Hong Kong's local government says it has delayed its legislative election for a year because of a spike in coronavirus cases.
And it's a blow to opposition candidates who were going to ride a wave resentment against Beijing to at the polls.
Hong Kong’s leader Carrie Lam confirmed her decision on Friday after days of reports it may be coming.
The opposition had aimed to win a majority in the Legislative Council, where half the seats are directly elected with the other half filled mostly by pro-Beijing appointees.
The postponement of the vote also comes after 12 pro-democracy candidates were disqualified from running.
Among them, was prominent protester Joshua Wong.
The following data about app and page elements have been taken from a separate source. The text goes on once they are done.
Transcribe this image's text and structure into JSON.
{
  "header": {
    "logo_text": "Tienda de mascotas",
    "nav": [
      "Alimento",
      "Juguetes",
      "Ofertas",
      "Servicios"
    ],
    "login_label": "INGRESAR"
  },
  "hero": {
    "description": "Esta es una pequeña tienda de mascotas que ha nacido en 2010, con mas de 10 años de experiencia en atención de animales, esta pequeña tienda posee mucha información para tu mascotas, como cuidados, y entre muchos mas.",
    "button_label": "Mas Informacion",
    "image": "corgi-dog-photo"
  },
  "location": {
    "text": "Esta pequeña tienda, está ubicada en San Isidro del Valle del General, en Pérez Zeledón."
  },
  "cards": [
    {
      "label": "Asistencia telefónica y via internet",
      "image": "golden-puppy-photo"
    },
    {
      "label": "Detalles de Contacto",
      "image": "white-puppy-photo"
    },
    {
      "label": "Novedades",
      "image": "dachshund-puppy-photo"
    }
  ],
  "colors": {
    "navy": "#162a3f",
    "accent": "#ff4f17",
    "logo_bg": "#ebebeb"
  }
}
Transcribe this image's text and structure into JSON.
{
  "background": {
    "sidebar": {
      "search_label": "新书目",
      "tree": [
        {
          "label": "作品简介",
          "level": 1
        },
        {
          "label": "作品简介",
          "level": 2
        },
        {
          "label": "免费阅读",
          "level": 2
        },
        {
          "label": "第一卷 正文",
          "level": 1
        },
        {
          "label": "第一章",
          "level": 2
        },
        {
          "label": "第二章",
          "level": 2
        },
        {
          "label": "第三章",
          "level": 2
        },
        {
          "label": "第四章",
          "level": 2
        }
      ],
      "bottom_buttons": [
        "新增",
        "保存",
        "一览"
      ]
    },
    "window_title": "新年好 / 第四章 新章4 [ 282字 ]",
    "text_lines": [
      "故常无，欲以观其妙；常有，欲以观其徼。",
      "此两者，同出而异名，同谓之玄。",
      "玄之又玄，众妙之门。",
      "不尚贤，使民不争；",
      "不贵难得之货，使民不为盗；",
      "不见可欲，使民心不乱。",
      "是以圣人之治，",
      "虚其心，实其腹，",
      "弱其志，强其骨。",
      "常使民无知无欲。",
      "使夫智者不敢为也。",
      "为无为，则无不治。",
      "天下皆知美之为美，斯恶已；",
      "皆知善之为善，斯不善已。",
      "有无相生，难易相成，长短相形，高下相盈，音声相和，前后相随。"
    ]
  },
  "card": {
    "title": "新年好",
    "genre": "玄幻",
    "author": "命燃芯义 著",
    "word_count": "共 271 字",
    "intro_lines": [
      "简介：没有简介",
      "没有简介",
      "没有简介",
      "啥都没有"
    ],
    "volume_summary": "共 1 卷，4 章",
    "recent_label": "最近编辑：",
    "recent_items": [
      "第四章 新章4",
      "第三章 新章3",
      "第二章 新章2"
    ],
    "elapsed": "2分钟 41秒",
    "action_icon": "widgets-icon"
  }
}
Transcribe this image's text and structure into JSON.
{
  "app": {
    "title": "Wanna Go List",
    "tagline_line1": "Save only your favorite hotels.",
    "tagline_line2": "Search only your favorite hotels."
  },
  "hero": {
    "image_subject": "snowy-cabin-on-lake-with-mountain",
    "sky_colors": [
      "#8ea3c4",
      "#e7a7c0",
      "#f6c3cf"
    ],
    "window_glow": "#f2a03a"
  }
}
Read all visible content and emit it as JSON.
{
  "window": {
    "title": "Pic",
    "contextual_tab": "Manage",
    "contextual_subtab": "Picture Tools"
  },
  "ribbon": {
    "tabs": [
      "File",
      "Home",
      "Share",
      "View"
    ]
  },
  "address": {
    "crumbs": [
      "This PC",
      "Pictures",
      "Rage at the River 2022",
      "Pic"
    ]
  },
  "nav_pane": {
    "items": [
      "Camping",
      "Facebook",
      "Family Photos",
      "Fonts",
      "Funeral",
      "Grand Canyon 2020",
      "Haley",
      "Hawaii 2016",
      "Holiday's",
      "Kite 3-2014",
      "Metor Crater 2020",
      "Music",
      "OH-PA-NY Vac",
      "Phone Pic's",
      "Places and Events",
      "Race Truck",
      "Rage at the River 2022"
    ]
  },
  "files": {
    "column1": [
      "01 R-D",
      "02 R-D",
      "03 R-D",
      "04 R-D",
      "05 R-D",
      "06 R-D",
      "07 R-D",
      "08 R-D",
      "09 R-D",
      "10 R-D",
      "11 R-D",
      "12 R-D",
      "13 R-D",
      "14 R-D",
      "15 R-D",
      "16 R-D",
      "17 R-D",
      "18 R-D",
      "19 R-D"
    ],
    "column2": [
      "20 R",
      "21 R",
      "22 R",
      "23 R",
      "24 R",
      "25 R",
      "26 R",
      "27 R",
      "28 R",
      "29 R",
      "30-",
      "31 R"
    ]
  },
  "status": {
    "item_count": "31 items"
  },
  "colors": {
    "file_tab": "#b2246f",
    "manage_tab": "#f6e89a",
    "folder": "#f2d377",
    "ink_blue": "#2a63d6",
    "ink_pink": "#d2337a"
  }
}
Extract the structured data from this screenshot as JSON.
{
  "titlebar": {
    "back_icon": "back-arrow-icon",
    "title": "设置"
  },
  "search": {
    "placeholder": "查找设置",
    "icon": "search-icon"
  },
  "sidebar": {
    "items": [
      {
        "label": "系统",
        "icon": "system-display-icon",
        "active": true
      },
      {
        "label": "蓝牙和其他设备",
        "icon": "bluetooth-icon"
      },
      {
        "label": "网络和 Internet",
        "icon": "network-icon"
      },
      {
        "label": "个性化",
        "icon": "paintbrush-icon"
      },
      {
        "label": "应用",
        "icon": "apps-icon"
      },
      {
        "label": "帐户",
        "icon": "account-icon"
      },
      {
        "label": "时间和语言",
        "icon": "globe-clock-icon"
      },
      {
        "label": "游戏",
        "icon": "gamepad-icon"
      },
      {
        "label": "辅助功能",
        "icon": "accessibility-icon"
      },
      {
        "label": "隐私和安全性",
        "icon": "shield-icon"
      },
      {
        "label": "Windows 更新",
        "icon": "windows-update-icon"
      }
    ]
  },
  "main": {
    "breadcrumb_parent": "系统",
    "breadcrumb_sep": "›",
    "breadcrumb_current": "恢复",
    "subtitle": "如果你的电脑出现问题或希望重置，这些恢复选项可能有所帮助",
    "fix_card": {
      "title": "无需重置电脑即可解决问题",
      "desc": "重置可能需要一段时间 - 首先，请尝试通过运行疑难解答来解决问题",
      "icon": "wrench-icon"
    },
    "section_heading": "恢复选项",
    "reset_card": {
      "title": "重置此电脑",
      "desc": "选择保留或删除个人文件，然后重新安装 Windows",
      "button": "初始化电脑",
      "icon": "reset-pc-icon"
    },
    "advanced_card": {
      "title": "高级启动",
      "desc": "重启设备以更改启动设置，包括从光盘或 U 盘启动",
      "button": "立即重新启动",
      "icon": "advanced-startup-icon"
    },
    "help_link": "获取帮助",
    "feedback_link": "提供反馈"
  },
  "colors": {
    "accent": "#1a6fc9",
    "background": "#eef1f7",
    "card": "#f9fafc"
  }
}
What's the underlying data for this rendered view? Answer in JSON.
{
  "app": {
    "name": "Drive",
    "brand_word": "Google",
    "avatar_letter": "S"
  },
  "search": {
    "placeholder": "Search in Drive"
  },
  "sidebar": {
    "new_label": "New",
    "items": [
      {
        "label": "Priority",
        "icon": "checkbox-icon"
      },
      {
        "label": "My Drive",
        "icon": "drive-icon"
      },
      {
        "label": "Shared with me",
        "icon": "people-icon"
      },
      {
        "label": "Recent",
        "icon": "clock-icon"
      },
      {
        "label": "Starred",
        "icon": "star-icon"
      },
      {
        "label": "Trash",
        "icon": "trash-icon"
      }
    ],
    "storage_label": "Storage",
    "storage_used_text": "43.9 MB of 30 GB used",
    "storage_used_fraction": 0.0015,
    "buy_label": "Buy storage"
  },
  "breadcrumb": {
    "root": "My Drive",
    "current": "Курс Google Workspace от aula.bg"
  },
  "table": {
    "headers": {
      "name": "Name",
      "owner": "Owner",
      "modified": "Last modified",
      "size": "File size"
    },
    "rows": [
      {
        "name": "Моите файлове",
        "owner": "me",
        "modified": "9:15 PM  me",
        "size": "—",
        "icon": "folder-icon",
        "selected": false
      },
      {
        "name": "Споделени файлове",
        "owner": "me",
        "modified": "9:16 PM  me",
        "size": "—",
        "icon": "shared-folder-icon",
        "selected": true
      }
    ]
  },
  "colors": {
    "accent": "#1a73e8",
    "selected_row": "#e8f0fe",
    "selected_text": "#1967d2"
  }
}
Speaking at a news conference he said his disqualification was "invalid and ridiculous":
"Even the government censored me out from (the) ballot, they can't censor my qualification to commit in the democracy movement in Hong Kong and that's the reason they can't kill us all. Even if they try to prosecute us, bar us to run for office and silence our voice, we wish to try our best, let our voice be heard around the world."
The government denies political censorship or suppression of the right to run for the legislate.
Lam, who is backed by the Chinese national government in Beijing, said she had to invoke an emergency law to make the postponement and no political considerations were involved in the decision.
She told reporters it was the most difficult decision she had made in seven months and that it was aimed at safeguarding people's health.
Hong Kong has reported more than 3,000 coronavirus cases since January -- far lower than in other major cities around the world.
But for the past 10 days, the number of new infections has been in the triple-digits.
Nevertheless, government critics are likely to question the justification for the postponement.